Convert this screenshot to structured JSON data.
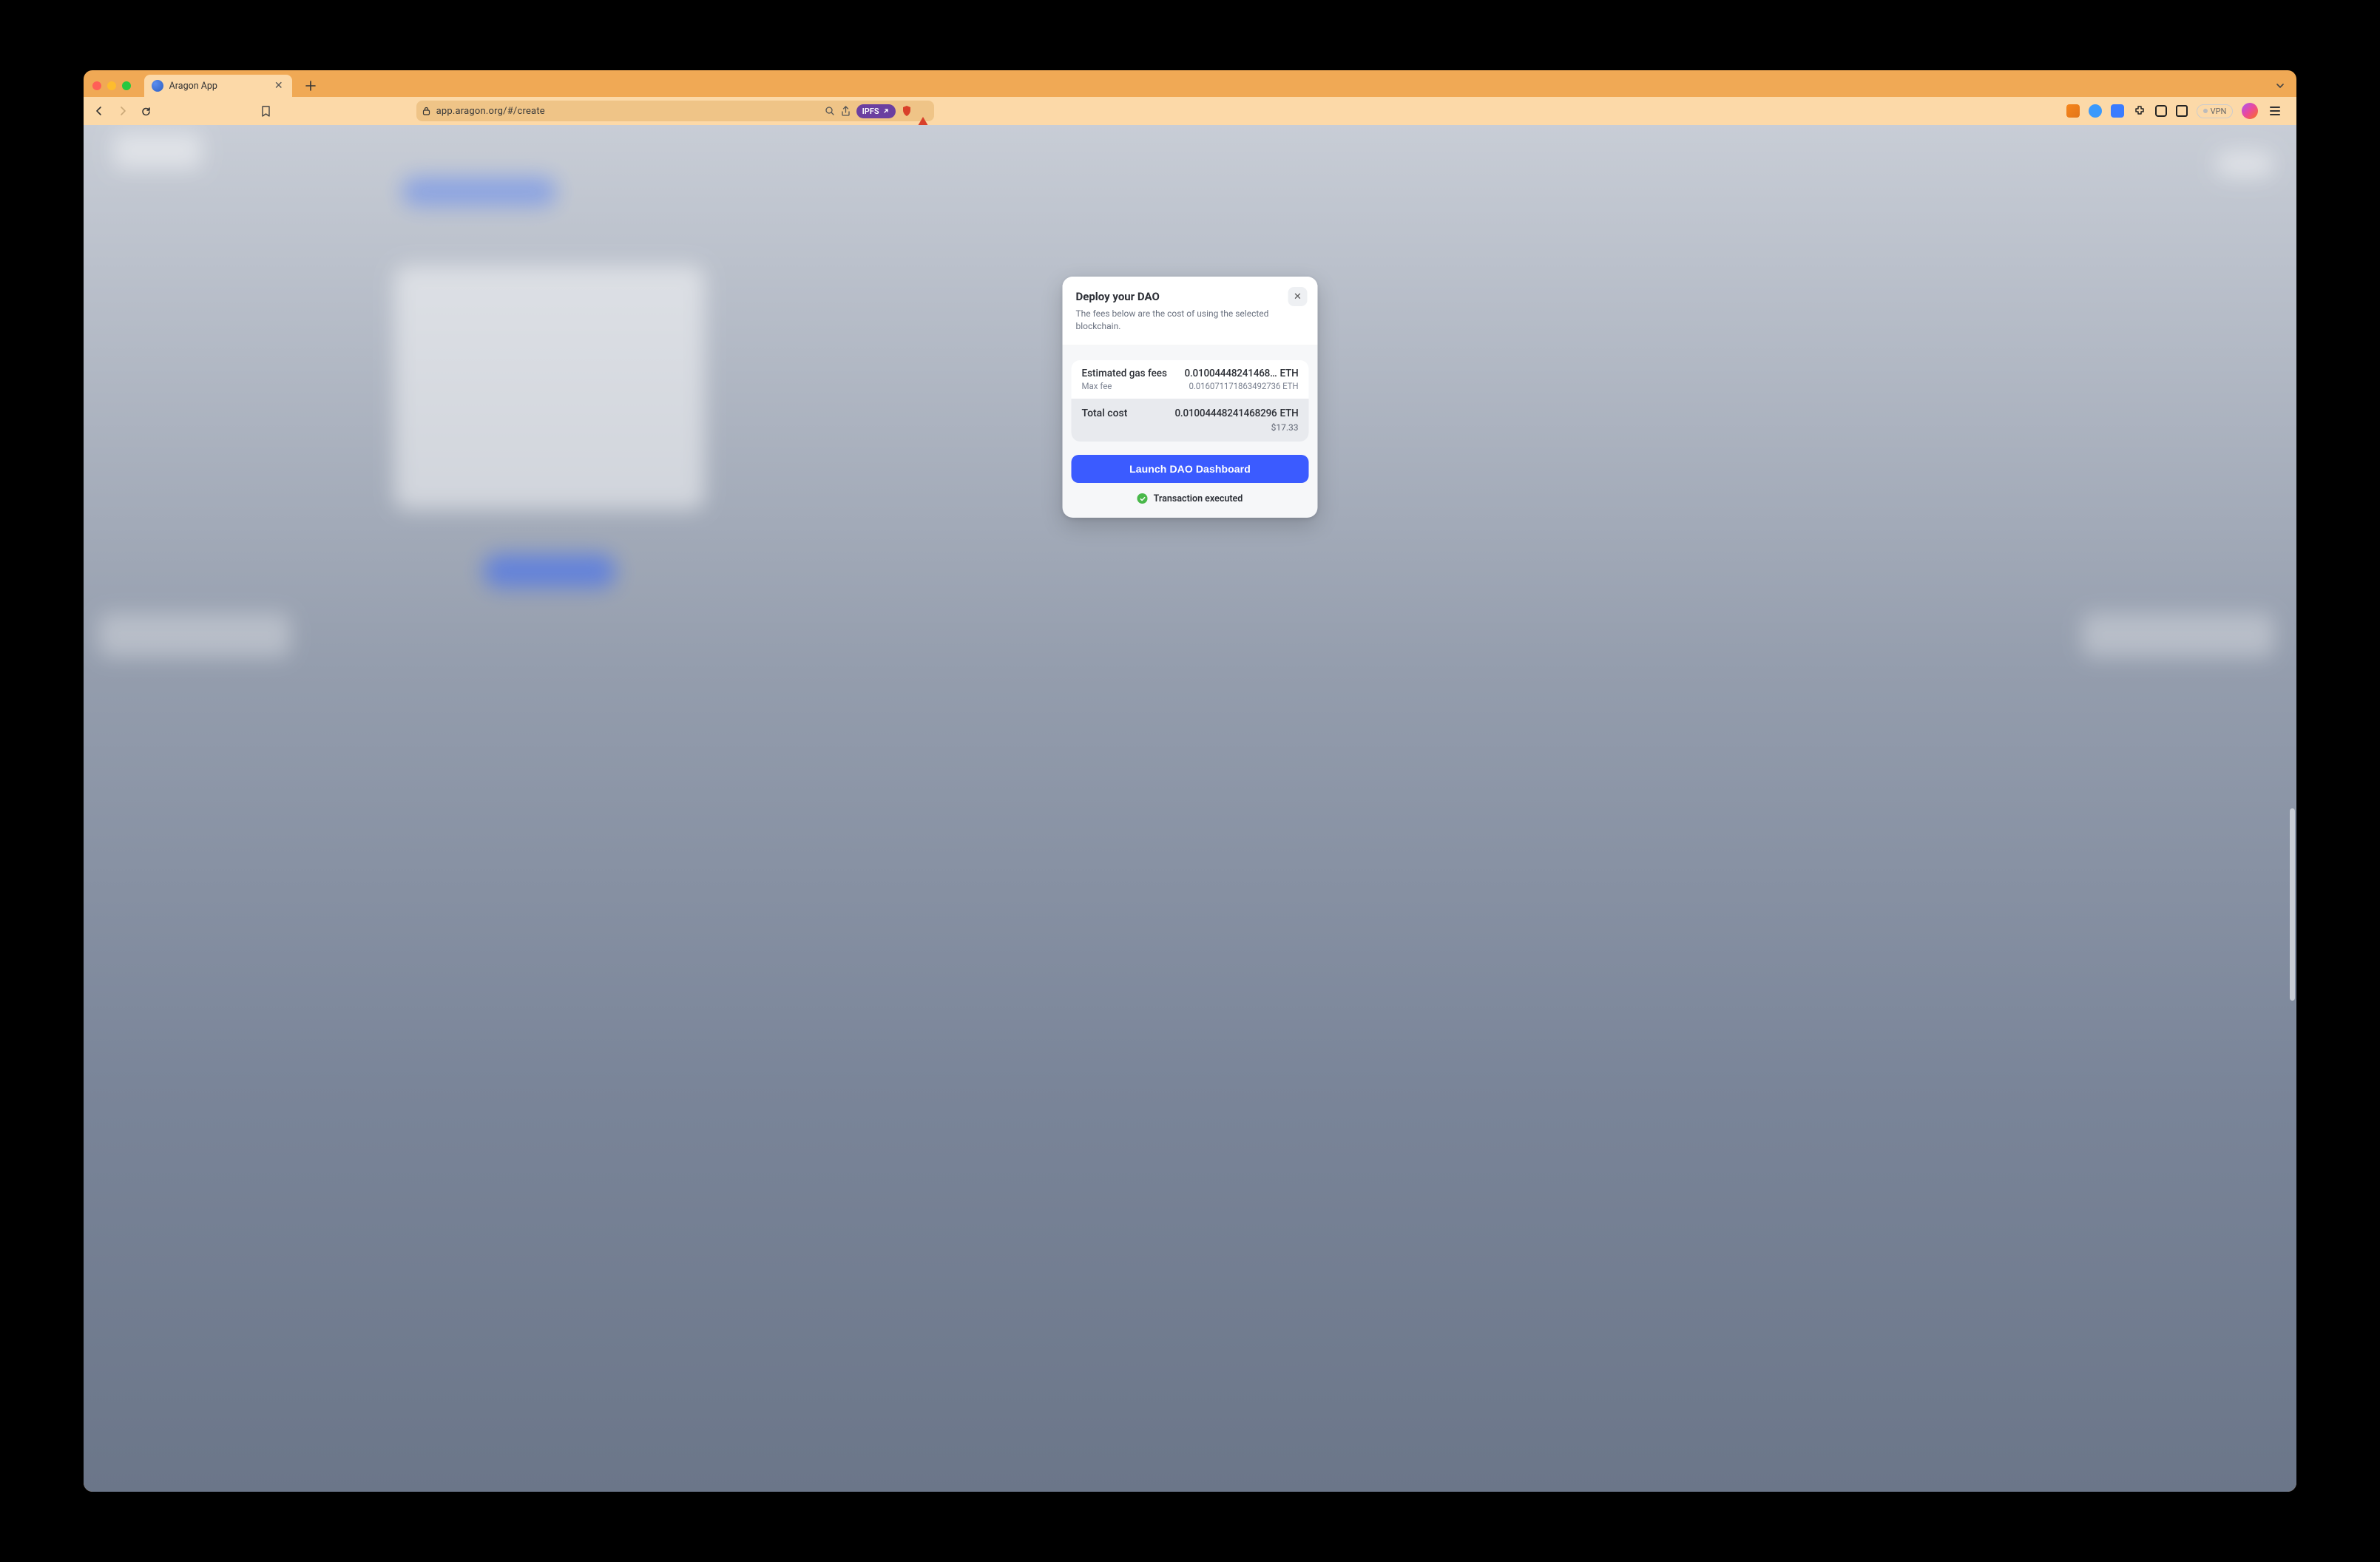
{
  "browser": {
    "tab_title": "Aragon App",
    "url": "app.aragon.org/#/create",
    "ipfs_pill": "IPFS",
    "vpn_label": "VPN"
  },
  "modal": {
    "title": "Deploy your DAO",
    "subtitle": "The fees below are the cost of using the selected blockchain.",
    "gas": {
      "label": "Estimated gas fees",
      "amount": "0.01004448241468…",
      "currency": "ETH",
      "max_label": "Max fee",
      "max_amount": "0.016071171863492736",
      "max_currency": "ETH"
    },
    "total": {
      "label": "Total cost",
      "amount": "0.01004448241468296",
      "currency": "ETH",
      "usd": "$17.33"
    },
    "cta": "Launch DAO Dashboard",
    "status": "Transaction executed"
  },
  "colors": {
    "primary": "#3b5bff",
    "success": "#49b84a"
  }
}
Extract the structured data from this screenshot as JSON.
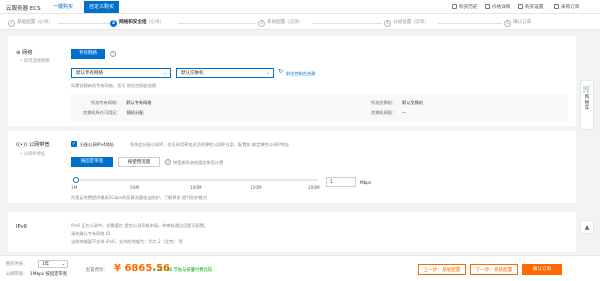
{
  "header": {
    "brand": "云服务器 ECS",
    "mode_tabs": [
      "一键购买",
      "自定义购买"
    ],
    "links": [
      "购买历史",
      "价格详情",
      "购买设置",
      "采购订单"
    ]
  },
  "steps": [
    {
      "num": "✓",
      "label": "基础配置",
      "mode": "(必填)"
    },
    {
      "num": "2",
      "label": "网络和安全组",
      "mode": "(必填)"
    },
    {
      "num": "3",
      "label": "系统配置",
      "mode": "(选填)"
    },
    {
      "num": "4",
      "label": "分组设置",
      "mode": "(选填)"
    },
    {
      "num": "5",
      "label": "确认订单",
      "mode": ""
    }
  ],
  "network": {
    "title": "网络",
    "subtitle": "• 如何选择网络",
    "type_button": "专有网络",
    "vpc_value": "默认专有网络",
    "vswitch_value": "默认交换机",
    "console_link": "前往控制台创建",
    "note": "如需创建新的专有网络，您可 前往控制台创建",
    "info_left": [
      {
        "k": "所选专有网络：",
        "v": "默认专有网络"
      },
      {
        "k": "交换机所在可用区：",
        "v": "随机分配"
      }
    ],
    "info_right": [
      {
        "k": "所选交换机：",
        "v": "默认交换机"
      },
      {
        "k": "交换机网段：",
        "v": "—"
      }
    ]
  },
  "bandwidth": {
    "title": "公网带宽",
    "subtitle": "• 公网IP地址",
    "checkbox_label": "分配公网IPv4地址",
    "checkbox_note": "系统会分配公网IP，也可采用更加灵活的弹性公网IP方案，配置和 绑定弹性公网IP地址",
    "billing_options": [
      "按固定带宽",
      "按使用流量"
    ],
    "billing_note": "带宽按所选的固定带宽计费",
    "ticks": [
      "1M",
      "50M",
      "100M",
      "150M",
      "200M"
    ],
    "bandwidth_value": "1",
    "unit": "Mbps",
    "level": 0.01,
    "note": "阿里云免费提供最高5Gbps的恶意流量攻击防护，了解更多 提升防护能力"
  },
  "ipv6": {
    "title": "IPv6",
    "lines": [
      "IPv6 正在公测中，如需要在 提交公测资格申请，待审核通过后即可配置。",
      "请先确认专有网络 ID",
      "当前地域暂不支持 IPv6，支持的地域为：华北 2（北京） 等"
    ]
  },
  "footer": {
    "duration_label": "购买时长：",
    "duration_value": "1年",
    "bandwidth_label": "公网带宽：",
    "bandwidth_value": "1Mbps 按固定带宽",
    "fee_label": "配置费用：",
    "price": "¥ 6865.56",
    "discount": "¥ 357.08 节省与按量付费比较",
    "prev_button": "上一步：基础配置",
    "next_button": "下一步：系统配置",
    "confirm_button": "确认订单"
  },
  "float": {
    "cart": "购物车",
    "top": "▲"
  },
  "colors": {
    "accent": "#0070cc",
    "price": "#ff6a00"
  }
}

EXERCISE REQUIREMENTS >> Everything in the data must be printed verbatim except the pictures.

EXERCISE OUTPUT >>
Convert this screenshot to structured JSON data.
{
  "browser": {
    "tab_title": "Aragon App",
    "url": "app.aragon.org/#/create",
    "ipfs_pill": "IPFS",
    "vpn_label": "VPN"
  },
  "modal": {
    "title": "Deploy your DAO",
    "subtitle": "The fees below are the cost of using the selected blockchain.",
    "gas": {
      "label": "Estimated gas fees",
      "amount": "0.01004448241468…",
      "currency": "ETH",
      "max_label": "Max fee",
      "max_amount": "0.016071171863492736",
      "max_currency": "ETH"
    },
    "total": {
      "label": "Total cost",
      "amount": "0.01004448241468296",
      "currency": "ETH",
      "usd": "$17.33"
    },
    "cta": "Launch DAO Dashboard",
    "status": "Transaction executed"
  },
  "colors": {
    "primary": "#3b5bff",
    "success": "#49b84a"
  }
}
Extract the structured data from this screenshot as JSON.
{
  "header": {
    "brand": "云服务器 ECS",
    "mode_tabs": [
      "一键购买",
      "自定义购买"
    ],
    "links": [
      "购买历史",
      "价格详情",
      "购买设置",
      "采购订单"
    ]
  },
  "steps": [
    {
      "num": "✓",
      "label": "基础配置",
      "mode": "(必填)"
    },
    {
      "num": "2",
      "label": "网络和安全组",
      "mode": "(必填)"
    },
    {
      "num": "3",
      "label": "系统配置",
      "mode": "(选填)"
    },
    {
      "num": "4",
      "label": "分组设置",
      "mode": "(选填)"
    },
    {
      "num": "5",
      "label": "确认订单",
      "mode": ""
    }
  ],
  "network": {
    "title": "网络",
    "subtitle": "• 如何选择网络",
    "type_button": "专有网络",
    "vpc_value": "默认专有网络",
    "vswitch_value": "默认交换机",
    "console_link": "前往控制台创建",
    "note": "如需创建新的专有网络，您可 前往控制台创建",
    "info_left": [
      {
        "k": "所选专有网络：",
        "v": "默认专有网络"
      },
      {
        "k": "交换机所在可用区：",
        "v": "随机分配"
      }
    ],
    "info_right": [
      {
        "k": "所选交换机：",
        "v": "默认交换机"
      },
      {
        "k": "交换机网段：",
        "v": "—"
      }
    ]
  },
  "bandwidth": {
    "title": "公网带宽",
    "subtitle": "• 公网IP地址",
    "checkbox_label": "分配公网IPv4地址",
    "checkbox_note": "系统会分配公网IP，也可采用更加灵活的弹性公网IP方案，配置和 绑定弹性公网IP地址",
    "billing_options": [
      "按固定带宽",
      "按使用流量"
    ],
    "billing_note": "带宽按所选的固定带宽计费",
    "ticks": [
      "1M",
      "50M",
      "100M",
      "150M",
      "200M"
    ],
    "bandwidth_value": "1",
    "unit": "Mbps",
    "level": 0.01,
    "note": "阿里云免费提供最高5Gbps的恶意流量攻击防护，了解更多 提升防护能力"
  },
  "ipv6": {
    "title": "IPv6",
    "lines": [
      "IPv6 正在公测中，如需要在 提交公测资格申请，待审核通过后即可配置。",
      "请先确认专有网络 ID",
      "当前地域暂不支持 IPv6，支持的地域为：华北 2（北京） 等"
    ]
  },
  "footer": {
    "duration_label": "购买时长：",
    "duration_value": "1年",
    "bandwidth_label": "公网带宽：",
    "bandwidth_value": "1Mbps 按固定带宽",
    "fee_label": "配置费用：",
    "price": "¥ 6865.56",
    "discount": "¥ 357.08 节省与按量付费比较",
    "prev_button": "上一步：基础配置",
    "next_button": "下一步：系统配置",
    "confirm_button": "确认订单"
  },
  "float": {
    "cart": "购物车",
    "top": "▲"
  },
  "colors": {
    "accent": "#0070cc",
    "price": "#ff6a00"
  }
}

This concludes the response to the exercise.